BEGIN

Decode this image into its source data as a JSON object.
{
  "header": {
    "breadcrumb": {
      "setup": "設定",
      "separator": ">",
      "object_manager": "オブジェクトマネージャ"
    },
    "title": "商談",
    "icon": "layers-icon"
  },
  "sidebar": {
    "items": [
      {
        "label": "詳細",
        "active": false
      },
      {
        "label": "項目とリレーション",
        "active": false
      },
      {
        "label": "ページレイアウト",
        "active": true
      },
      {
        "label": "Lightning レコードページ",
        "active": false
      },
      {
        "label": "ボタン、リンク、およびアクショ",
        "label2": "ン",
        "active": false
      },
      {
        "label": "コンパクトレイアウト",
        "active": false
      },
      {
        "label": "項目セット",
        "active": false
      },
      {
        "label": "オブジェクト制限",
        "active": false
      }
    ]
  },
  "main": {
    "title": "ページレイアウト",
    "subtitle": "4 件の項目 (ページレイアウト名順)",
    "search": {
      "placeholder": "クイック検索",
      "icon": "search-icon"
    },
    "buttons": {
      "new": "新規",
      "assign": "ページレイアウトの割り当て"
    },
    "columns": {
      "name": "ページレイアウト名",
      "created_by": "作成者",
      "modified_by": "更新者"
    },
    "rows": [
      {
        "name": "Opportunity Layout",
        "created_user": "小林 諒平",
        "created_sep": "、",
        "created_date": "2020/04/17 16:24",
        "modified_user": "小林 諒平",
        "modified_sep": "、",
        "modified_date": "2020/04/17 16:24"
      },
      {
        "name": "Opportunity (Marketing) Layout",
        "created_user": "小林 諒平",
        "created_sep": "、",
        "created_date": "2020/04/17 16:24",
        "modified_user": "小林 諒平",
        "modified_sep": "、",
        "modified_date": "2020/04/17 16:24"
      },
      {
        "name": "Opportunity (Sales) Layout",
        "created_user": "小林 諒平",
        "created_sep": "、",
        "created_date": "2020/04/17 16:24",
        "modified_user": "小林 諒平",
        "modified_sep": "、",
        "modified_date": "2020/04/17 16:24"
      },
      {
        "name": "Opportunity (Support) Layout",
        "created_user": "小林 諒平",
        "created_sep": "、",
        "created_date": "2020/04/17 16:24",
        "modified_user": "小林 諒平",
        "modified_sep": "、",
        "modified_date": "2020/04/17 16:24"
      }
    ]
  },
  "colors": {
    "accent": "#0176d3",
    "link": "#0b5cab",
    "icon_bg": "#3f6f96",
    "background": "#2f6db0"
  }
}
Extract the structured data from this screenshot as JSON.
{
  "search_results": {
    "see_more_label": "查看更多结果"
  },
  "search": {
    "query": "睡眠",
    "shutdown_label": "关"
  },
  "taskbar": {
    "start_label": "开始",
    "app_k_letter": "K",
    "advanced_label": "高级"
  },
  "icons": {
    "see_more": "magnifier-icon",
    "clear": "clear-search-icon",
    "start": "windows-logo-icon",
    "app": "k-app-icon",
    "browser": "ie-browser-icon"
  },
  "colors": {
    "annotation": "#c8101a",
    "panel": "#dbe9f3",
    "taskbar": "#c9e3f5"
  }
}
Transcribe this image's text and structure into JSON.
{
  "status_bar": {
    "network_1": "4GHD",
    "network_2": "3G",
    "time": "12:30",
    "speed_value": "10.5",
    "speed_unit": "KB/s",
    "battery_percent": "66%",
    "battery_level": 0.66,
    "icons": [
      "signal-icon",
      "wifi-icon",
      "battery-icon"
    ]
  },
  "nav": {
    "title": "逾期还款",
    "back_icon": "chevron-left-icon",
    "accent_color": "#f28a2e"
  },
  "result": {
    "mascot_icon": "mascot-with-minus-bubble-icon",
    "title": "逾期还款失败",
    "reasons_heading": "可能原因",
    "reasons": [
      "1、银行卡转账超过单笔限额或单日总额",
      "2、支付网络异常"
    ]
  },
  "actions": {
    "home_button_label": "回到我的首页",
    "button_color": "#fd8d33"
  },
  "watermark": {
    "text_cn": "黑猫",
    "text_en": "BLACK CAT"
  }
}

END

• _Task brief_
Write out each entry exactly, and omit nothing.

• _Expected answer_
Decode this image into its source data as a JSON object.
{
  "header": {
    "breadcrumb": {
      "setup": "設定",
      "separator": ">",
      "object_manager": "オブジェクトマネージャ"
    },
    "title": "商談",
    "icon": "layers-icon"
  },
  "sidebar": {
    "items": [
      {
        "label": "詳細",
        "active": false
      },
      {
        "label": "項目とリレーション",
        "active": false
      },
      {
        "label": "ページレイアウト",
        "active": true
      },
      {
        "label": "Lightning レコードページ",
        "active": false
      },
      {
        "label": "ボタン、リンク、およびアクショ",
        "label2": "ン",
        "active": false
      },
      {
        "label": "コンパクトレイアウト",
        "active": false
      },
      {
        "label": "項目セット",
        "active": false
      },
      {
        "label": "オブジェクト制限",
        "active": false
      }
    ]
  },
  "main": {
    "title": "ページレイアウト",
    "subtitle": "4 件の項目 (ページレイアウト名順)",
    "search": {
      "placeholder": "クイック検索",
      "icon": "search-icon"
    },
    "buttons": {
      "new": "新規",
      "assign": "ページレイアウトの割り当て"
    },
    "columns": {
      "name": "ページレイアウト名",
      "created_by": "作成者",
      "modified_by": "更新者"
    },
    "rows": [
      {
        "name": "Opportunity Layout",
        "created_user": "小林 諒平",
        "created_sep": "、",
        "created_date": "2020/04/17 16:24",
        "modified_user": "小林 諒平",
        "modified_sep": "、",
        "modified_date": "2020/04/17 16:24"
      },
      {
        "name": "Opportunity (Marketing) Layout",
        "created_user": "小林 諒平",
        "created_sep": "、",
        "created_date": "2020/04/17 16:24",
        "modified_user": "小林 諒平",
        "modified_sep": "、",
        "modified_date": "2020/04/17 16:24"
      },
      {
        "name": "Opportunity (Sales) Layout",
        "created_user": "小林 諒平",
        "created_sep": "、",
        "created_date": "2020/04/17 16:24",
        "modified_user": "小林 諒平",
        "modified_sep": "、",
        "modified_date": "2020/04/17 16:24"
      },
      {
        "name": "Opportunity (Support) Layout",
        "created_user": "小林 諒平",
        "created_sep": "、",
        "created_date": "2020/04/17 16:24",
        "modified_user": "小林 諒平",
        "modified_sep": "、",
        "modified_date": "2020/04/17 16:24"
      }
    ]
  },
  "colors": {
    "accent": "#0176d3",
    "link": "#0b5cab",
    "icon_bg": "#3f6f96",
    "background": "#2f6db0"
  }
}
Extract the structured data from this screenshot as JSON.
{
  "search_results": {
    "see_more_label": "查看更多结果"
  },
  "search": {
    "query": "睡眠",
    "shutdown_label": "关"
  },
  "taskbar": {
    "start_label": "开始",
    "app_k_letter": "K",
    "advanced_label": "高级"
  },
  "icons": {
    "see_more": "magnifier-icon",
    "clear": "clear-search-icon",
    "start": "windows-logo-icon",
    "app": "k-app-icon",
    "browser": "ie-browser-icon"
  },
  "colors": {
    "annotation": "#c8101a",
    "panel": "#dbe9f3",
    "taskbar": "#c9e3f5"
  }
}
Transcribe this image's text and structure into JSON.
{
  "status_bar": {
    "network_1": "4GHD",
    "network_2": "3G",
    "time": "12:30",
    "speed_value": "10.5",
    "speed_unit": "KB/s",
    "battery_percent": "66%",
    "battery_level": 0.66,
    "icons": [
      "signal-icon",
      "wifi-icon",
      "battery-icon"
    ]
  },
  "nav": {
    "title": "逾期还款",
    "back_icon": "chevron-left-icon",
    "accent_color": "#f28a2e"
  },
  "result": {
    "mascot_icon": "mascot-with-minus-bubble-icon",
    "title": "逾期还款失败",
    "reasons_heading": "可能原因",
    "reasons": [
      "1、银行卡转账超过单笔限额或单日总额",
      "2、支付网络异常"
    ]
  },
  "actions": {
    "home_button_label": "回到我的首页",
    "button_color": "#fd8d33"
  },
  "watermark": {
    "text_cn": "黑猫",
    "text_en": "BLACK CAT"
  }
}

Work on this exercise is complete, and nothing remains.